Dataset excerpts:
━━━━━━━━
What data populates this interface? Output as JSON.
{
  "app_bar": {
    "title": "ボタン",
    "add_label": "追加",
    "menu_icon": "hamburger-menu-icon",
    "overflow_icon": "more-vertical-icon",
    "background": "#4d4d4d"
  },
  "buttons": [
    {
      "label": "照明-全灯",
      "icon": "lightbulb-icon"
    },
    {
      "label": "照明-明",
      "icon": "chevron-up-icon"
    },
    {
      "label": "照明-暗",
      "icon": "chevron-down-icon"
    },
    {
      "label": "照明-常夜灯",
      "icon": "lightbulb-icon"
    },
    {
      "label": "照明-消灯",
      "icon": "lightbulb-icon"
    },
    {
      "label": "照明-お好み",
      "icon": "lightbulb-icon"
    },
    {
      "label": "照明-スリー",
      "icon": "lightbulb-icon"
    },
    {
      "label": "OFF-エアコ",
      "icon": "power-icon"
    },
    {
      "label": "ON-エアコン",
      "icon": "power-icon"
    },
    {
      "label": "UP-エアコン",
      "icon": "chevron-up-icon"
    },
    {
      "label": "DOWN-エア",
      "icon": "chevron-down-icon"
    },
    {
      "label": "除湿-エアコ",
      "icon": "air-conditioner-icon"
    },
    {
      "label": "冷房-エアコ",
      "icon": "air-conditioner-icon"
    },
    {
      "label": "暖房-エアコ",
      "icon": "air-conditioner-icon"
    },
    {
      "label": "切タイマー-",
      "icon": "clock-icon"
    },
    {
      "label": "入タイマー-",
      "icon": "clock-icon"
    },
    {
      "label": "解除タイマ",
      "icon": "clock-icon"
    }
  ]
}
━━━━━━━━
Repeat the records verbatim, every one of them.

WRITTEN SOLUTION:
What data populates this interface? Output as JSON.
{
  "app_bar": {
    "title": "ボタン",
    "add_label": "追加",
    "menu_icon": "hamburger-menu-icon",
    "overflow_icon": "more-vertical-icon",
    "background": "#4d4d4d"
  },
  "buttons": [
    {
      "label": "照明-全灯",
      "icon": "lightbulb-icon"
    },
    {
      "label": "照明-明",
      "icon": "chevron-up-icon"
    },
    {
      "label": "照明-暗",
      "icon": "chevron-down-icon"
    },
    {
      "label": "照明-常夜灯",
      "icon": "lightbulb-icon"
    },
    {
      "label": "照明-消灯",
      "icon": "lightbulb-icon"
    },
    {
      "label": "照明-お好み",
      "icon": "lightbulb-icon"
    },
    {
      "label": "照明-スリー",
      "icon": "lightbulb-icon"
    },
    {
      "label": "OFF-エアコ",
      "icon": "power-icon"
    },
    {
      "label": "ON-エアコン",
      "icon": "power-icon"
    },
    {
      "label": "UP-エアコン",
      "icon": "chevron-up-icon"
    },
    {
      "label": "DOWN-エア",
      "icon": "chevron-down-icon"
    },
    {
      "label": "除湿-エアコ",
      "icon": "air-conditioner-icon"
    },
    {
      "label": "冷房-エアコ",
      "icon": "air-conditioner-icon"
    },
    {
      "label": "暖房-エアコ",
      "icon": "air-conditioner-icon"
    },
    {
      "label": "切タイマー-",
      "icon": "clock-icon"
    },
    {
      "label": "入タイマー-",
      "icon": "clock-icon"
    },
    {
      "label": "解除タイマ",
      "icon": "clock-icon"
    }
  ]
}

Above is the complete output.